I must be honest and share that “my tree” took its time getting its green on. Almost like a two-year-old or a teen: I’ll do it when I am ready, quit hovering.
So, the green has spung and there is, amidst the chill that still lingers, a tad of hope. Hope despite the fact that yet another COVID variant is creeping out of its cave and beginning to wreak havoc.
Two other shades of Green spoke to me this month: the green of envy, revenge, and vengeance, and the greed of greenbacks (aka money).
Recently I read two different novels that dealt with the greed of money bumping up against the the green of envy, revenge, and vengeance.
The setting of the first book, The Widows, by Jess Montgomery, is the Ohio Appalachian coal mines during the 1920s. The labor situation was atrocious. Not only did the workers earn extraordinarily little pay, but they were paid in script. And your only option for purchasing food, or any other necessities was going to the General Store owned by the Mine Company. So, you worked for a pittance and your only option was to use the script. So essentially you were giving your money back to the Mine owners. In addition to that egregious scheme, the only health benefit for the miner and family was a Company Doctor, most often portrayed as one who had little commitment to the health and well being of the miner and his family. Add to that, in many mines children as young as 12 or 13 were working in the mines! Schools were often shut down.
Conditions became so deplorable that activists began to urge miners to join a Union. Of course, the activists took great risks and were often beaten or in some instances killed.
A catch 22: if the miners risked joining a Union, they were subject to being fired. Where do you go with a wife and family and no money? They only had script. If the miners did not risk joining the Union, there was no future. This scenario played out throughout the Appalachian mines.
In this particular novel, a husband and a brother have been killed in a mine explosion due to lack of safety protocols. A 12-year-old has been put in the mine because he can reach small crevices. The relatives of the families rise up and seek revenge. Understandably, I would say. Yet another leader stands up and says:

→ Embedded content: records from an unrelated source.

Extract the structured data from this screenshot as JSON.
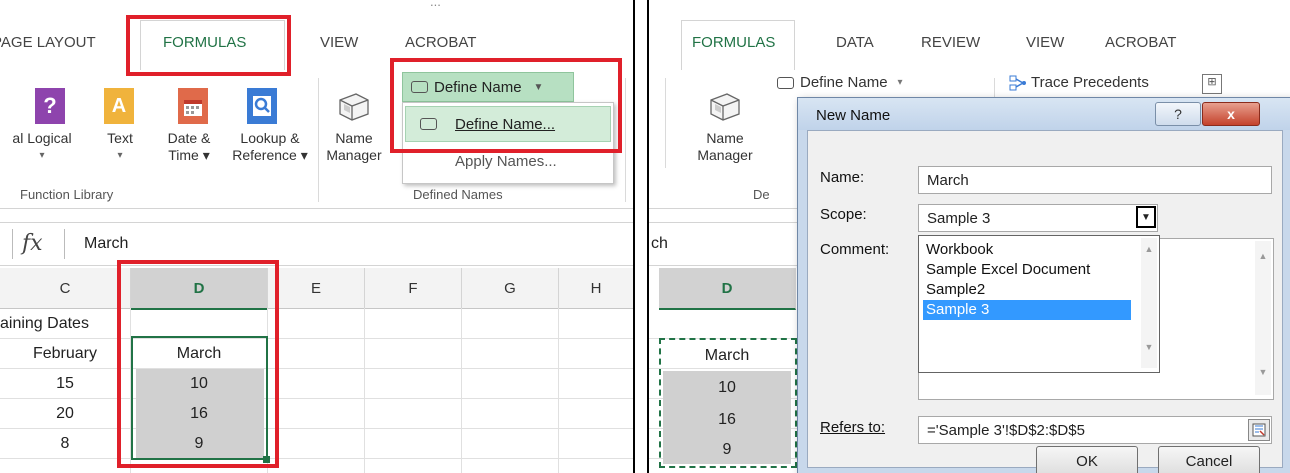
{
  "left": {
    "tabs": [
      "PAGE LAYOUT",
      "FORMULAS",
      "VIEW",
      "ACROBAT"
    ],
    "title_fragment": "...",
    "ribbon_buttons": [
      {
        "line1": "al Logical",
        "line2": "▾",
        "icon": "logical-icon"
      },
      {
        "line1": "Text",
        "line2": "▾",
        "icon": "text-icon"
      },
      {
        "line1": "Date &",
        "line2": "Time ▾",
        "icon": "date-time-icon"
      },
      {
        "line1": "Lookup &",
        "line2": "Reference ▾",
        "icon": "lookup-reference-icon"
      },
      {
        "line1": "Name",
        "line2": "Manager",
        "icon": "name-manager-icon"
      }
    ],
    "function_library_label": "Function Library",
    "define_name_button": "Define Name",
    "define_name_menu": [
      "Define Name...",
      "Apply Names..."
    ],
    "defined_names_label": "Defined Names",
    "fx": "fx",
    "formula_value": "March",
    "columns": [
      "C",
      "D",
      "E",
      "F",
      "G",
      "H"
    ],
    "rows": [
      [
        "aining Dates",
        "",
        "",
        "",
        "",
        ""
      ],
      [
        "February",
        "March",
        "",
        "",
        "",
        ""
      ],
      [
        "15",
        "10",
        "",
        "",
        "",
        ""
      ],
      [
        "20",
        "16",
        "",
        "",
        "",
        ""
      ],
      [
        "8",
        "9",
        "",
        "",
        "",
        ""
      ]
    ]
  },
  "right": {
    "tabs": [
      "FORMULAS",
      "DATA",
      "REVIEW",
      "VIEW",
      "ACROBAT"
    ],
    "define_name_button": "Define Name",
    "trace_precedents": "Trace Precedents",
    "name_manager": {
      "line1": "Name",
      "line2": "Manager"
    },
    "group_fragment": "De",
    "formula_fragment": "ch",
    "column": "D",
    "cells": [
      "March",
      "10",
      "16",
      "9"
    ],
    "dialog": {
      "title": "New Name",
      "help": "?",
      "close": "x",
      "name_label": "Name:",
      "name_value": "March",
      "scope_label": "Scope:",
      "scope_value": "Sample 3",
      "comment_label": "Comment:",
      "scope_options": [
        "Workbook",
        "Sample Excel Document",
        "Sample2",
        "Sample 3"
      ],
      "selected_option": "Sample 3",
      "refers_label": "Refers to:",
      "refers_value": "='Sample 3'!$D$2:$D$5",
      "ok": "OK",
      "cancel": "Cancel"
    }
  },
  "colors": {
    "excel_green": "#217346",
    "highlight_red": "#e0202a",
    "selection_blue": "#3399ff"
  }
}
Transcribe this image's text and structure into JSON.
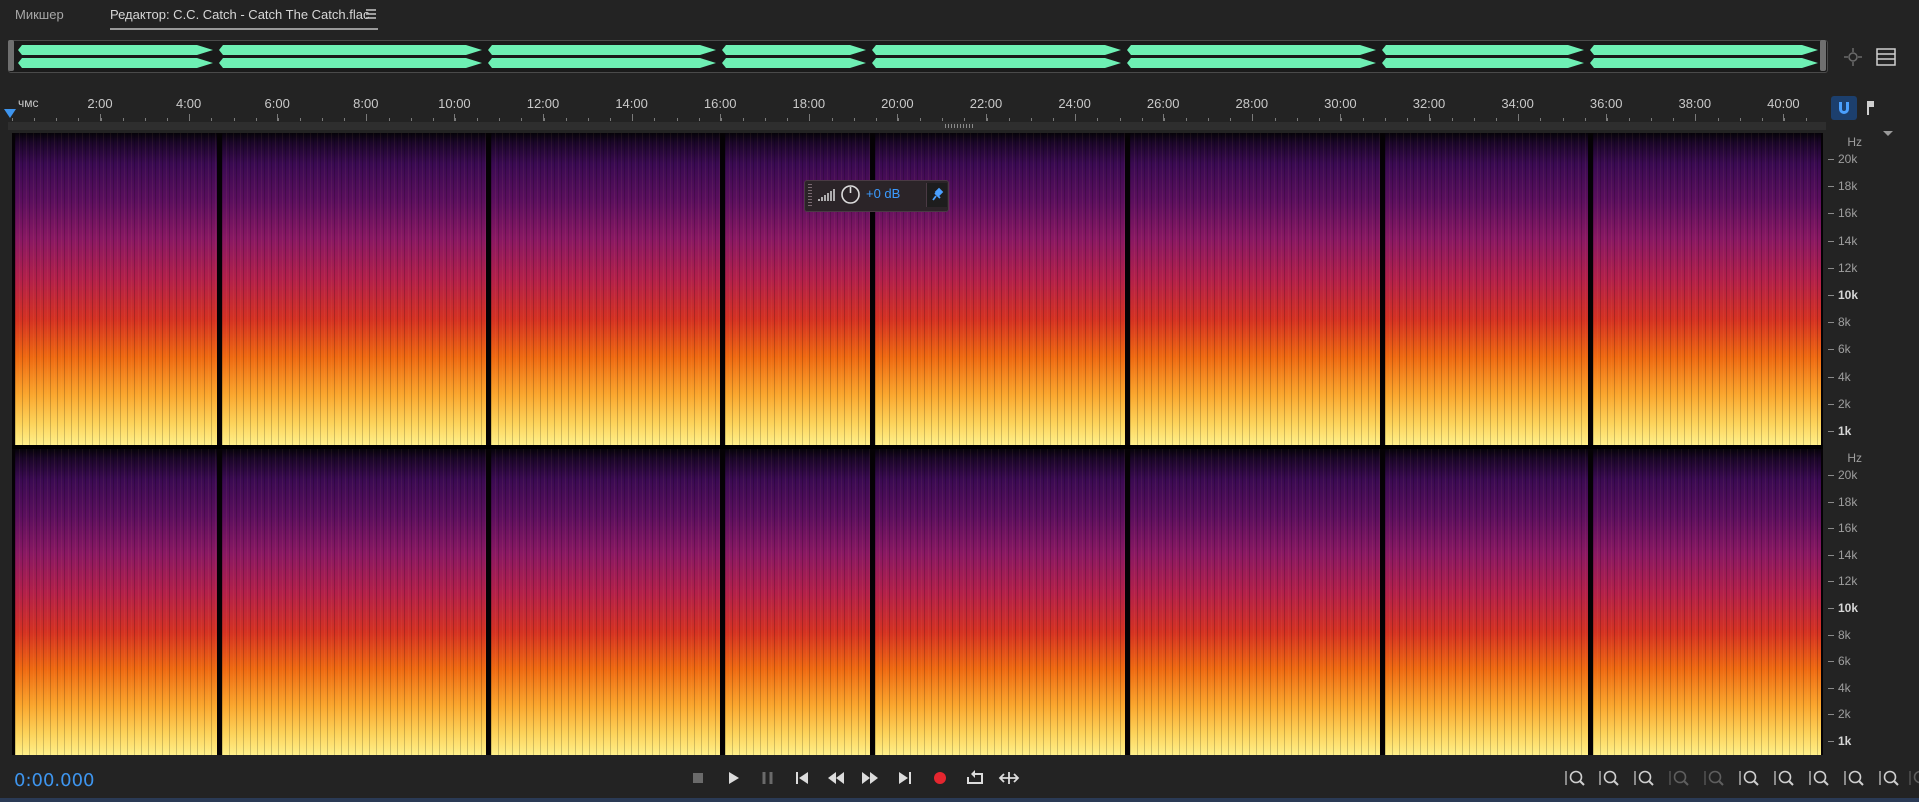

“If we really want to help these people here, to have some hope, to have another choice, we can take vengeance. But vengeance doesn’t bring the dead to life. What if instead we let vengeance go? Choose saving our people, our families. . . what will help the living.”
(The Widows, by Jess Montgomery, p. 290-91)
I thought that took courage. To take the high road, to choose life when what we really want is to kill, to seek revenge, to continue the spiral of death.
This is a novel, but pretty true to life in the mines in the ’20s. Unions were eventually formed; compromises were made. Safety improved. Script eliminated. Still, all is not well. The risk of “black lung” persists to this day. There are still explosions. However, a reminder to all of us that revenge and vengeance is not the answer. Although at the time it feels like it is.
In the second novel, Birds of a Feather, situated in England, the temptation to seek revenge erupts after it is discovered that a woman who lost her son and husband in WWI has cleverly gone around killing women who had been part of the WWI “white feather” movement. The “white feather” movement was women who saw a young man of military age out and about, would hand him a white feather indicating that this man was a shirker and should be in Flanders fighting. The women who passed out the “white feathers” had no idea why the particular man was not in the military. Some men had valid reasons. In the novel, when the discovery is made of who the murderer is, again there is a rush to seek revenge.
The author has the main character, Maisie Dobbs say:
Resentment must give way to possibility
Anger to acceptance
Grief to compassion
Disdain to respect
(Birds of a Feather, by Jacqueline Winspear, p. 294)
I close with a quote from Benny (aka St. Benedict) who reminds his brothers (and all of us),
“nourish kindness, to starve anger and resentment” (rule 4).
There is a cauldron of anger and resentment bubbling over here in our beloved USA. Let’s starve it with kindness, patience, and compassion.